Transcript

  • 1. SCI 1030 – Lec 3 slides
    Dr Ian Balcom
  • 2. What is Science?
    Science is a body of knowledge about the natural world.
    The natural world is studied through the use of scientific methods.
    observation
    Explanation (theories, hypotheses)
    Prediction of phenomena through experimentation
  • 3. Science is an objective, logical, and repeatable attempt to understand the principles and forces operating in the natural universe. Science is from the Latin word, scientia, to know
  • 4. Theory
    A theory is a hypothesis that has been repeatedly tested with little modification, e.g. The Theory of Evolution.
    Law
    is one of the fundamental underlying principles of how the Universe is organized, e.g. The Laws of Thermodynamics, Newton's Law of Gravity. Science uses the word theory differently than it is used in the general population.
    Theory to most people, in general nonscientific use, is an untested idea. Scientists call this a hypothesis.
  • 5. Steps in the scientific method commonly include:

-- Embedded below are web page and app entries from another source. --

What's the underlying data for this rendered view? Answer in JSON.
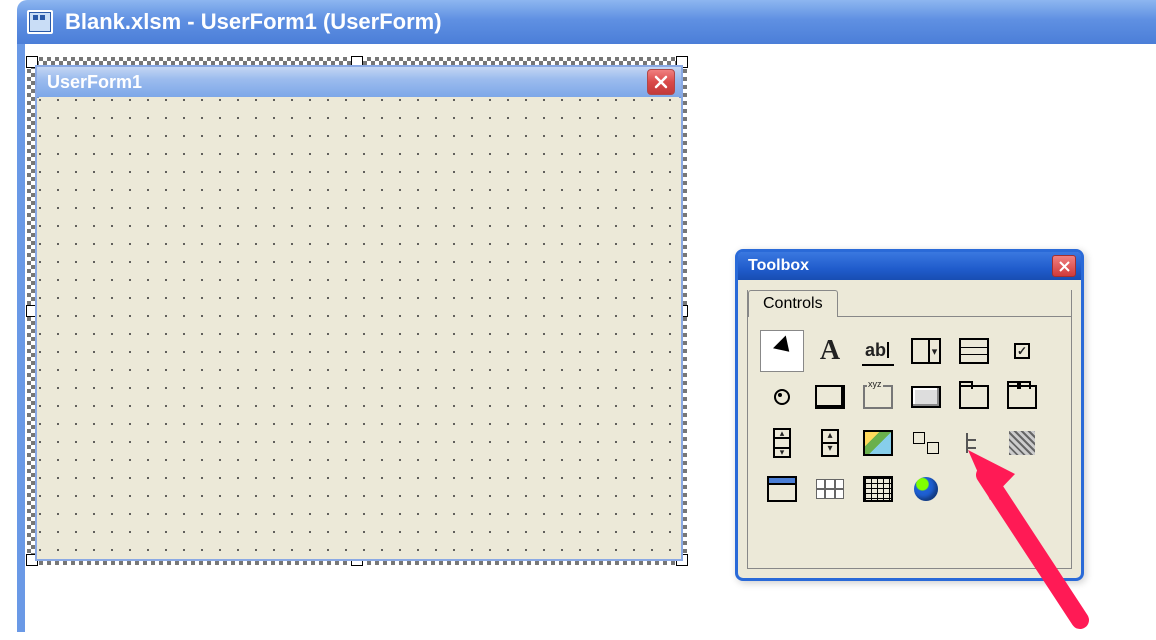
{
  "mdi": {
    "title": "Blank.xlsm - UserForm1 (UserForm)"
  },
  "userform": {
    "title": "UserForm1"
  },
  "toolbox": {
    "title": "Toolbox",
    "tab": "Controls",
    "tools": [
      {
        "name": "Select Objects",
        "icon": "pointer",
        "selected": true
      },
      {
        "name": "Label",
        "icon": "label"
      },
      {
        "name": "TextBox",
        "icon": "textbox"
      },
      {
        "name": "ComboBox",
        "icon": "combo"
      },
      {
        "name": "ListBox",
        "icon": "list"
      },
      {
        "name": "CheckBox",
        "icon": "check"
      },
      {
        "name": "OptionButton",
        "icon": "radio"
      },
      {
        "name": "ToggleButton",
        "icon": "toggle"
      },
      {
        "name": "Frame",
        "icon": "frame"
      },
      {
        "name": "CommandButton",
        "icon": "button"
      },
      {
        "name": "TabStrip",
        "icon": "tabstrip"
      },
      {
        "name": "MultiPage",
        "icon": "multipage"
      },
      {
        "name": "ScrollBar",
        "icon": "scroll"
      },
      {
        "name": "SpinButton",
        "icon": "spin"
      },
      {
        "name": "Image",
        "icon": "image"
      },
      {
        "name": "RefEdit",
        "icon": "ref"
      },
      {
        "name": "TreeView",
        "icon": "tree"
      },
      {
        "name": "ImageList",
        "icon": "hatch"
      },
      {
        "name": "Window",
        "icon": "window"
      },
      {
        "name": "DateTimePicker",
        "icon": "date"
      },
      {
        "name": "FlexGrid",
        "icon": "grid"
      },
      {
        "name": "WebBrowser",
        "icon": "web"
      }
    ]
  }
}
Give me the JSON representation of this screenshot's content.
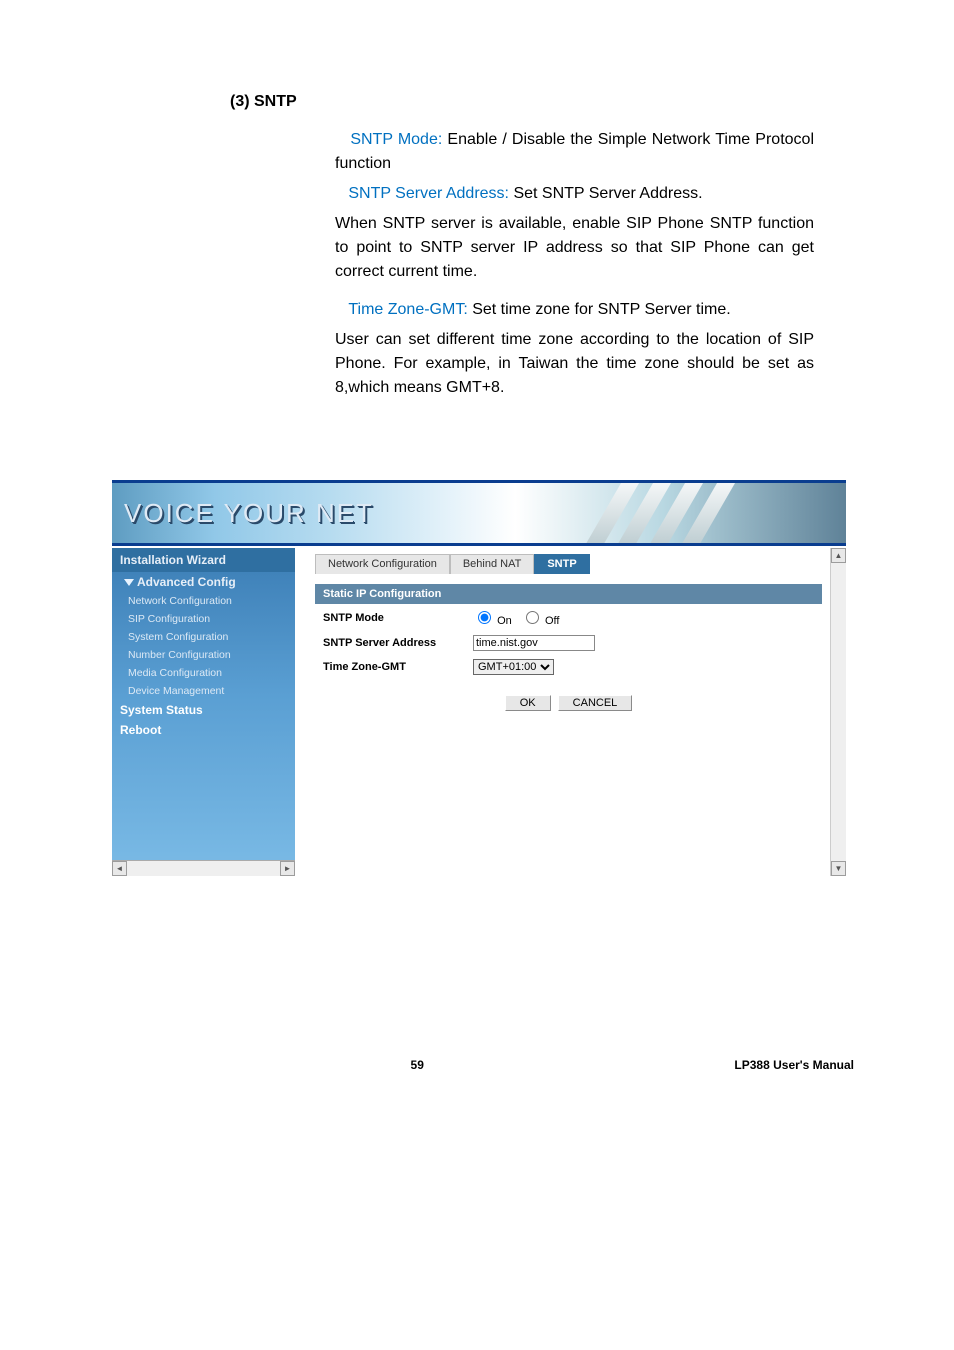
{
  "doc": {
    "section_title": "(3) SNTP",
    "sntp_mode_label": "SNTP Mode: ",
    "sntp_mode_text": "Enable / Disable the Simple Network Time Protocol function",
    "sntp_server_label": "SNTP Server Address: ",
    "sntp_server_text": "Set SNTP Server Address.",
    "sntp_para": "When SNTP server is available, enable SIP Phone SNTP function to point to SNTP server IP address so that SIP Phone can get correct current time.",
    "tz_label": "Time Zone-GMT: ",
    "tz_text": "Set time zone for SNTP Server time.",
    "tz_para": "User can set different time zone according to the location of SIP Phone. For example, in Taiwan the time zone should be set as 8,which means GMT+8."
  },
  "brand": "VOICE YOUR NET",
  "sidebar": {
    "top": "Installation Wizard",
    "group": "Advanced Config",
    "subs": [
      "Network Configuration",
      "SIP Configuration",
      "System Configuration",
      "Number Configuration",
      "Media Configuration",
      "Device Management"
    ],
    "system_status": "System Status",
    "reboot": "Reboot"
  },
  "tabs": {
    "netconf": "Network Configuration",
    "behind_nat": "Behind NAT",
    "sntp": "SNTP"
  },
  "panel": {
    "header": "Static IP Configuration",
    "rows": {
      "mode_label": "SNTP Mode",
      "mode_on": "On",
      "mode_off": "Off",
      "server_label": "SNTP Server Address",
      "server_value": "time.nist.gov",
      "tz_label": "Time Zone-GMT",
      "tz_value": "GMT+01:00"
    },
    "ok": "OK",
    "cancel": "CANCEL"
  },
  "footer": {
    "page": "59",
    "manual": "LP388  User's  Manual"
  }
}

    Observation: defining the problem you wish to explain.
    Hypothesis: one or more falsifiable explanations for the observation.
    Experimentation: Controlled attempts to test one or more hypotheses.

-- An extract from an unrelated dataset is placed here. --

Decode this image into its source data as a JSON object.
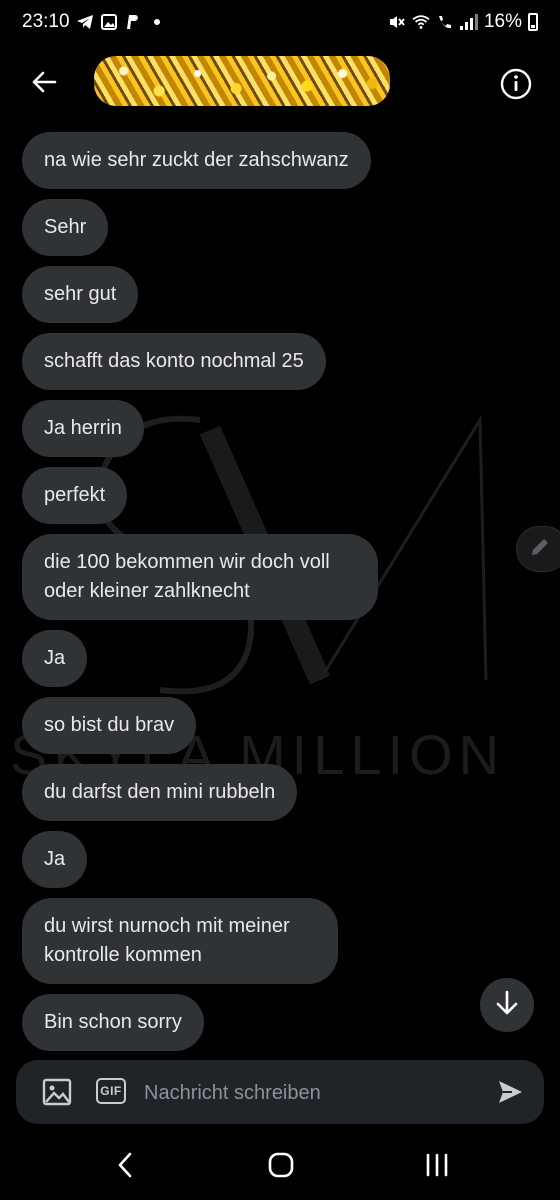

    Conclusion: was the hypothesis supported or not? After this step the hypothesis is either modified or rejected, which causes a repeat of the steps above.
  • 6. The scientific method includes 2 parts.
    The first consists of formulating hypotheses;
    the second consists of experimentally testing them.
    What differentiates science from other knowledge is the second episode: subjecting hypotheses to empirical testing
  • 7. Empirical
    Founded on experience and observation
    Theoretical
    Explanation of phenomena based on theory
  • 8. Darwin’s finches
  • 9.
  • 10.
  • 11. Observations
  • 12. "It is very remarkable that a nearly perfect gradation of structure in this one group can be traced in the form of the beak, from one exceeding in dimensions that of the largest gros-beak, to another differing but little from that of a warbler"
  • 13. Every species is fertile enough that if all offspring survived to reproduce the population would grow (fact).
    Despite periodic fluctuations, populations remain roughly the same size (fact).
    Resources such as food are limited and are relatively stable over time (fact).
    A struggle for survival ensues (inference).
    Individuals in a population vary significantly from one another (fact).
    Much of this variation is inheritable (fact).
    Individuals less suited to the environment are less likely to survive and less likely to reproduce; individuals more suited to the environment are more likely to survive and more likely to reproduce and leave their inheritable traits to future generations, which produces the process of natural selection (inference).
    This slowly effected process results in populations changing to adapt to their environments, and ultimately, these variations accumulate over time to form new species (inference).